Members of the Class of 2006 attended a lecture yesterday morning on the topic of sexual abuse and rape prevention, and later participated in breakout discussion sessions with their Orientation leaders.
Katie Koestner, a victim of acquaintance rape her freshman year at the College of William and Mary, spent much of the lecture recalling the events preceding the sexual assault by her first college boyfriend. “Did you ever think that someone’s favorite thing would be recalling the worst night of her life?” she asked the audience.
After complaining to campus authorities, she said a dean issued a one-semester restraining order and expressed hope that the couple would get back together.
“I am satisfied for two reasons,” she said, “One, that dean is now fired, and two, the deans of your school care enough about your safety to bring me here.”
Throughout the talk, Koestner highlighted many of the responses from interviews with college students she met over the years. “One girl told me she always says no even when she does it because she doesn’t want to seem like a slut. I’d ask she change the definition of slut before she changes the definition of no.”
Near the end of the discussion, she addressed the males in particular: “I have little idea if I have persuaded you in any way,” she said. “If you feel that rape is wrong, what would you do to stop it?”
At the end of the talk, a man rose from his seat and said, “Thank you,” sparking a standing ovation.
Koestner was unavailable for comment after the speech.
Speech leads to discussion
After the talk, freshmen broke into their Orientation groups and discussed their reactions to what they had heard and what they consider to be rape.
“Everyone was definitely surprised by the intensity of the story,” said Orientation leader Emily T. Chi ’04. “Many people felt the story could happen to anyone.”
“The entire talk was very moving,” said Sisi Chen ’06. “I think I cried more than she did.” Many males interviewed also agreed that the speech was intense and powerful.
Some students took a harsh stance toward their absent colleagues. “I certainly feel that MIT should require every guy to hear this talk, and punish them if they do not,” said Victoria Lee ’06.

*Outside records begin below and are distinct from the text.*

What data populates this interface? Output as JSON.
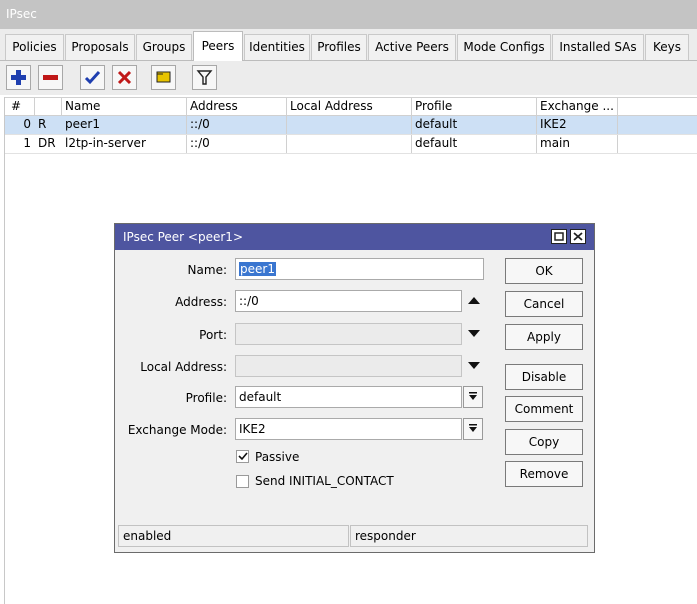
{
  "window": {
    "title": "IPsec"
  },
  "tabs": [
    {
      "label": "Policies"
    },
    {
      "label": "Proposals"
    },
    {
      "label": "Groups"
    },
    {
      "label": "Peers"
    },
    {
      "label": "Identities"
    },
    {
      "label": "Profiles"
    },
    {
      "label": "Active Peers"
    },
    {
      "label": "Mode Configs"
    },
    {
      "label": "Installed SAs"
    },
    {
      "label": "Keys"
    }
  ],
  "active_tab": "Peers",
  "toolbar": {
    "icons": [
      "add-icon",
      "remove-icon",
      "enable-icon",
      "disable-icon",
      "comment-icon",
      "filter-icon"
    ],
    "colors": {
      "add": "#1f3fb0",
      "remove": "#c01818",
      "enable": "#1f3fb0",
      "disable": "#c01818",
      "comment": "#e8c400"
    }
  },
  "table": {
    "columns": [
      "#",
      "",
      "Name",
      "Address",
      "Local Address",
      "Profile",
      "Exchange ..."
    ],
    "rows": [
      {
        "num": "0",
        "flags": "R",
        "name": "peer1",
        "address": "::/0",
        "local_address": "",
        "profile": "default",
        "exchange": "IKE2"
      },
      {
        "num": "1",
        "flags": "DR",
        "name": "l2tp-in-server",
        "address": "::/0",
        "local_address": "",
        "profile": "default",
        "exchange": "main"
      }
    ]
  },
  "dialog": {
    "title": "IPsec Peer <peer1>",
    "labels": {
      "name": "Name:",
      "address": "Address:",
      "port": "Port:",
      "local_address": "Local Address:",
      "profile": "Profile:",
      "exchange_mode": "Exchange Mode:"
    },
    "values": {
      "name": "peer1",
      "address": "::/0",
      "port": "",
      "local_address": "",
      "profile": "default",
      "exchange_mode": "IKE2"
    },
    "checkboxes": {
      "passive": {
        "label": "Passive",
        "checked": true
      },
      "send_initial_contact": {
        "label": "Send INITIAL_CONTACT",
        "checked": false
      }
    },
    "buttons": {
      "ok": "OK",
      "cancel": "Cancel",
      "apply": "Apply",
      "disable": "Disable",
      "comment": "Comment",
      "copy": "Copy",
      "remove": "Remove"
    },
    "status": {
      "left": "enabled",
      "right": "responder"
    }
  }
}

Tables were also arranged inside the Kresge Auditorium lobby with brochures about rape prevention and local hotline numbers mainly provided by the Boston Area Rape Crisis Center and MIT Medical.
Koestner also spoke at Orientation 2001’s discussion on rape.